Your reply should reproduce each line below exactly and carry none of the pictures.

----- INPUT DATA

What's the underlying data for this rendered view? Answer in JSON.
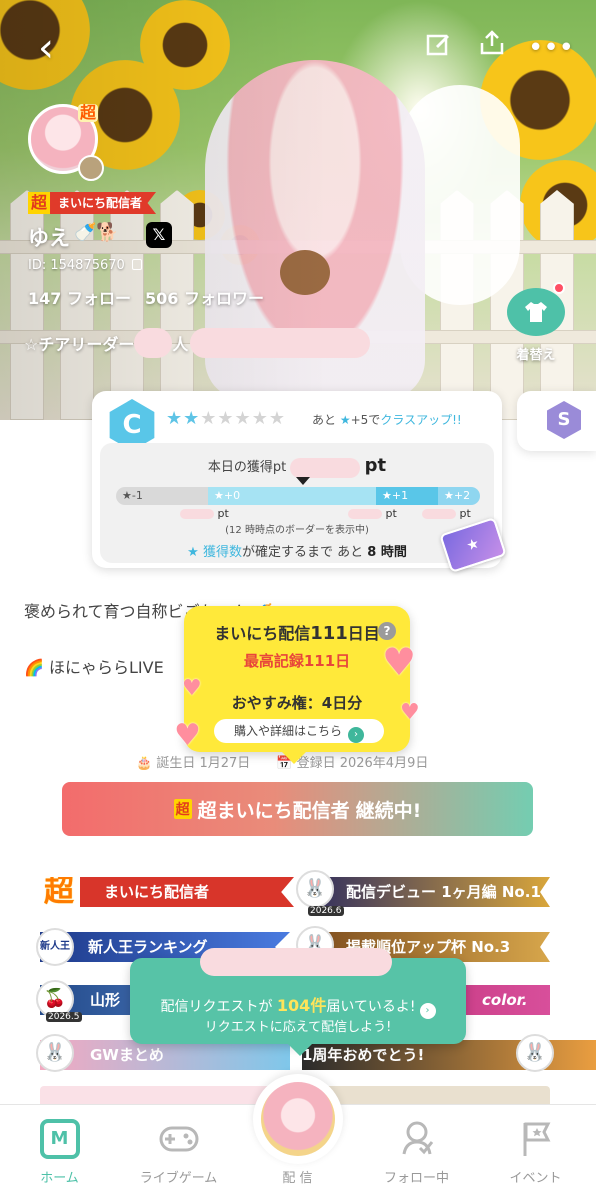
{
  "header": {
    "back_icon": "chevron-left-icon",
    "edit_icon": "edit-icon",
    "share_icon": "share-icon",
    "more_icon": "more-icon"
  },
  "profile": {
    "chou_badge": "超",
    "tag_chou": "超",
    "tag_text": "まいにち配信者",
    "name": "ゆえ",
    "name_deco": "🍼🐕",
    "x_label": "𝕏",
    "id_label": "ID: 154875670",
    "follow_label": "147 フォロー",
    "follower_label": "506 フォロワー",
    "cheer_prefix": "☆チアリーダー",
    "cheer_suffix": "人",
    "dressup_label": "着替え"
  },
  "class_card": {
    "badge": "C",
    "stars_on": "★★",
    "stars_off": "★★★★★",
    "classup_prefix": "あと",
    "classup_star": "★",
    "classup_count": "+5で",
    "classup_link": "クラスアップ!!",
    "today_label": "本日の獲得pt",
    "pt_unit": "pt",
    "segments": [
      "★-1",
      "★+0",
      "★+1",
      "★+2"
    ],
    "pt_labels": [
      "pt",
      "pt",
      "pt"
    ],
    "border_note": "(12 時時点のボーダーを表示中)",
    "confirm_prefix": "★",
    "confirm_blue": "獲得数",
    "confirm_text": "が確定するまで あと",
    "confirm_hours": "8 時間",
    "next_class_badge": "S"
  },
  "bio": {
    "line1": "褒められて育つ自称ビごちゃん 🍼",
    "line2": "🌈 ほにゃららLIVE",
    "birthday": "🎂 誕生日 1月27日",
    "registered": "📅 登録日 2026年4月9日"
  },
  "streak_popup": {
    "title_prefix": "まいにち配信",
    "days": "111",
    "title_suffix": "日目",
    "help": "?",
    "best_record": "最高記録111日",
    "rest_rights": "おやすみ権：4日分",
    "buy_link": "購入や詳細はこちら",
    "buy_arrow": "›"
  },
  "continue_bar": {
    "chou": "超",
    "main": "超まいにち配信者",
    "suffix": "継続中!"
  },
  "badges": {
    "mainichi_chou": "超",
    "mainichi_text": "まいにち配信者",
    "debut": "配信デビュー 1ヶ月編 No.1",
    "rookie": "新人王ランキング",
    "rookie_icon_text": "新人王",
    "rise": "掲載順位アップ杯 No.3",
    "mountain": "山形",
    "color": "color.",
    "gw": "GWまとめ",
    "anniv": "1周年おめでとう!",
    "year_2026_6": "2026.6",
    "year_2026_5": "2026.5"
  },
  "request_popup": {
    "line1_prefix": "配信リクエストが",
    "count": "104",
    "line1_unit": "件",
    "line1_suffix": "届いているよ!",
    "go": "›",
    "line2": "リクエストに応えて配信しよう!"
  },
  "bottom_nav": {
    "items": [
      {
        "label": "ホーム",
        "icon": "home-icon",
        "active": true
      },
      {
        "label": "ライブゲーム",
        "icon": "gamepad-icon"
      },
      {
        "label": "配 信",
        "icon": "stream-avatar-icon"
      },
      {
        "label": "フォロー中",
        "icon": "follow-icon"
      },
      {
        "label": "イベント",
        "icon": "event-flag-icon"
      }
    ],
    "home_mark": "M",
    "game_glyph": "🎮",
    "follow_glyph": "⚲",
    "event_glyph": "⚑"
  },
  "colors": {
    "accent": "#4ec1a8",
    "class_blue": "#59c6e8",
    "streak_yellow": "#ffe93a",
    "record_red": "#e8463b",
    "mainichi_red": "#d8352a"
  }
}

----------

• SOLUTION FOR THIS PROBLEM:
What's the underlying data for this rendered view? Answer in JSON.
{
  "header": {
    "back_icon": "chevron-left-icon",
    "edit_icon": "edit-icon",
    "share_icon": "share-icon",
    "more_icon": "more-icon"
  },
  "profile": {
    "chou_badge": "超",
    "tag_chou": "超",
    "tag_text": "まいにち配信者",
    "name": "ゆえ",
    "name_deco": "🍼🐕",
    "x_label": "𝕏",
    "id_label": "ID: 154875670",
    "follow_label": "147 フォロー",
    "follower_label": "506 フォロワー",
    "cheer_prefix": "☆チアリーダー",
    "cheer_suffix": "人",
    "dressup_label": "着替え"
  },
  "class_card": {
    "badge": "C",
    "stars_on": "★★",
    "stars_off": "★★★★★",
    "classup_prefix": "あと",
    "classup_star": "★",
    "classup_count": "+5で",
    "classup_link": "クラスアップ!!",
    "today_label": "本日の獲得pt",
    "pt_unit": "pt",
    "segments": [
      "★-1",
      "★+0",
      "★+1",
      "★+2"
    ],
    "pt_labels": [
      "pt",
      "pt",
      "pt"
    ],
    "border_note": "(12 時時点のボーダーを表示中)",
    "confirm_prefix": "★",
    "confirm_blue": "獲得数",
    "confirm_text": "が確定するまで あと",
    "confirm_hours": "8 時間",
    "next_class_badge": "S"
  },
  "bio": {
    "line1": "褒められて育つ自称ビごちゃん 🍼",
    "line2": "🌈 ほにゃららLIVE",
    "birthday": "🎂 誕生日 1月27日",
    "registered": "📅 登録日 2026年4月9日"
  },
  "streak_popup": {
    "title_prefix": "まいにち配信",
    "days": "111",
    "title_suffix": "日目",
    "help": "?",
    "best_record": "最高記録111日",
    "rest_rights": "おやすみ権：4日分",
    "buy_link": "購入や詳細はこちら",
    "buy_arrow": "›"
  },
  "continue_bar": {
    "chou": "超",
    "main": "超まいにち配信者",
    "suffix": "継続中!"
  },
  "badges": {
    "mainichi_chou": "超",
    "mainichi_text": "まいにち配信者",
    "debut": "配信デビュー 1ヶ月編 No.1",
    "rookie": "新人王ランキング",
    "rookie_icon_text": "新人王",
    "rise": "掲載順位アップ杯 No.3",
    "mountain": "山形",
    "color": "color.",
    "gw": "GWまとめ",
    "anniv": "1周年おめでとう!",
    "year_2026_6": "2026.6",
    "year_2026_5": "2026.5"
  },
  "request_popup": {
    "line1_prefix": "配信リクエストが",
    "count": "104",
    "line1_unit": "件",
    "line1_suffix": "届いているよ!",
    "go": "›",
    "line2": "リクエストに応えて配信しよう!"
  },
  "bottom_nav": {
    "items": [
      {
        "label": "ホーム",
        "icon": "home-icon",
        "active": true
      },
      {
        "label": "ライブゲーム",
        "icon": "gamepad-icon"
      },
      {
        "label": "配 信",
        "icon": "stream-avatar-icon"
      },
      {
        "label": "フォロー中",
        "icon": "follow-icon"
      },
      {
        "label": "イベント",
        "icon": "event-flag-icon"
      }
    ],
    "home_mark": "M",
    "game_glyph": "🎮",
    "follow_glyph": "⚲",
    "event_glyph": "⚑"
  },
  "colors": {
    "accent": "#4ec1a8",
    "class_blue": "#59c6e8",
    "streak_yellow": "#ffe93a",
    "record_red": "#e8463b",
    "mainichi_red": "#d8352a"
  }
}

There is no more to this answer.